Wall Street Journal
June 2, 2015 8:37 p.m. ET

Rising Gun Crime Vexes de Blasio

Mayor says New York is safer, despite a rise in gun-related crime


New York City Mayor Bill de Blasio 

With shootings and homicides on the rise, Mayor Bill de Blasio called an impromptu news conference Tuesday to declare that the city is safer overall and that he has made improvements to the New York Police Department.

The mayor was responding to unwelcome news that emerged late Monday: Police officials said they are struggling with violence, citing a year-over-year 8.9% increase in shootings through May and a 19.5% rise in murders, from 113 to 135.

“There has been obviously an uptick in homicides and shootings,” he said. “This is something we take very, very seriously.”

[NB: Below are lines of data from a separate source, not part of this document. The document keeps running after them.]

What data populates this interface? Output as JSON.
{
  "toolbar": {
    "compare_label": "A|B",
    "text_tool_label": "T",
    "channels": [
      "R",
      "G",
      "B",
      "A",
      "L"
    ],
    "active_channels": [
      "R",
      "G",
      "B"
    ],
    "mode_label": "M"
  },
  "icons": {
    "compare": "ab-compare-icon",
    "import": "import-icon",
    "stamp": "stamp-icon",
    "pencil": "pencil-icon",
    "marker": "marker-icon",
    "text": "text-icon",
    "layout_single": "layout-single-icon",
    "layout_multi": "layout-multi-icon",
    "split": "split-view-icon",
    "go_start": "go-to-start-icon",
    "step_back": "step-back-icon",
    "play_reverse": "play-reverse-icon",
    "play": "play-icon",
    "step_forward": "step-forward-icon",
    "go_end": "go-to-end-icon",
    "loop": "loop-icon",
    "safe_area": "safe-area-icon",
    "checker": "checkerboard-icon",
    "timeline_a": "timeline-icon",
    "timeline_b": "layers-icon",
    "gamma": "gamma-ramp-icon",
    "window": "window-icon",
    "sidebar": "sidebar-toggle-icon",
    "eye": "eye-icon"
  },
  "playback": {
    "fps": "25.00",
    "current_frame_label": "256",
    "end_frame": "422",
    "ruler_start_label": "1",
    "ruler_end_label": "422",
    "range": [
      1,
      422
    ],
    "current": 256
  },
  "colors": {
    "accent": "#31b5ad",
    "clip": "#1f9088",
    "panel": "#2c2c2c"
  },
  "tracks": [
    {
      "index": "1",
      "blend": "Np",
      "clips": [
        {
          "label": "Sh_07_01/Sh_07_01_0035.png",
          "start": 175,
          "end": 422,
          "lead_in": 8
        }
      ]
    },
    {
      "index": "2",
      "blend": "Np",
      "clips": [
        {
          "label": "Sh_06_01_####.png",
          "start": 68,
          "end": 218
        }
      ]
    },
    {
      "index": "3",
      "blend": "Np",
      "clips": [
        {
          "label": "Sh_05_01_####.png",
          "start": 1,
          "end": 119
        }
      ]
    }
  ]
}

Mayoral aides told reporters shortly before an unrelated bill signing on Tuesday that Mr. de Blasio would address the new crime statistics and take questions. He took three.

In response to a reporter, Mr. de Blasio said the increase in violence hadn’t changed his position to keep the NYPD head count at its current level, despite a push from some on the City Council and Police Commissioner William Bratton to increase the police-force budget for the fiscal year that begins on July 1.

He also defended the sharp curtailment in the NYPD’s stop-and-frisk encounters, saying they had formerly been “applied with such a broad brush as to be unconstitutional.”

The new statistics amounted to another difficult episode in the mayor’s challenge when it comes to changing policing policy since he took office in 2014.

He has often frustrated the rank-and-file of the NYPD with his rhetoric—about how his biracial son should interact with officers, for example.

Meanwhile, many liberal supporters don’t want more officers and want him to change the quality-of-life policing tactic known as “broken windows,” under which officers focus on small crimes hoping to prevent bigger ones.

The mayor’s aides stress the challenging nature of the situations he has addressed, including the killing of two officers late last year and weeks of street protests over police killings of unarmed black men, including on Staten Island last summer.

Mr. de Blasio appeared on Tuesday without any NYPD officials. Mr. Bratton is on vacation.

Mr. de Blasio praised the NYPD and said New York City remains the safest big city in the country. He also noted that the NYPD is redirecting officers to street patrols.

“Look, every single day I’m going over those numbers, and I feel them deeply,” the mayor said. “But at the same time we see an overall reduction in crime. We have to recognize that that trend speaks volumes too.”

—Pervaiz Shallwani contributed to this article.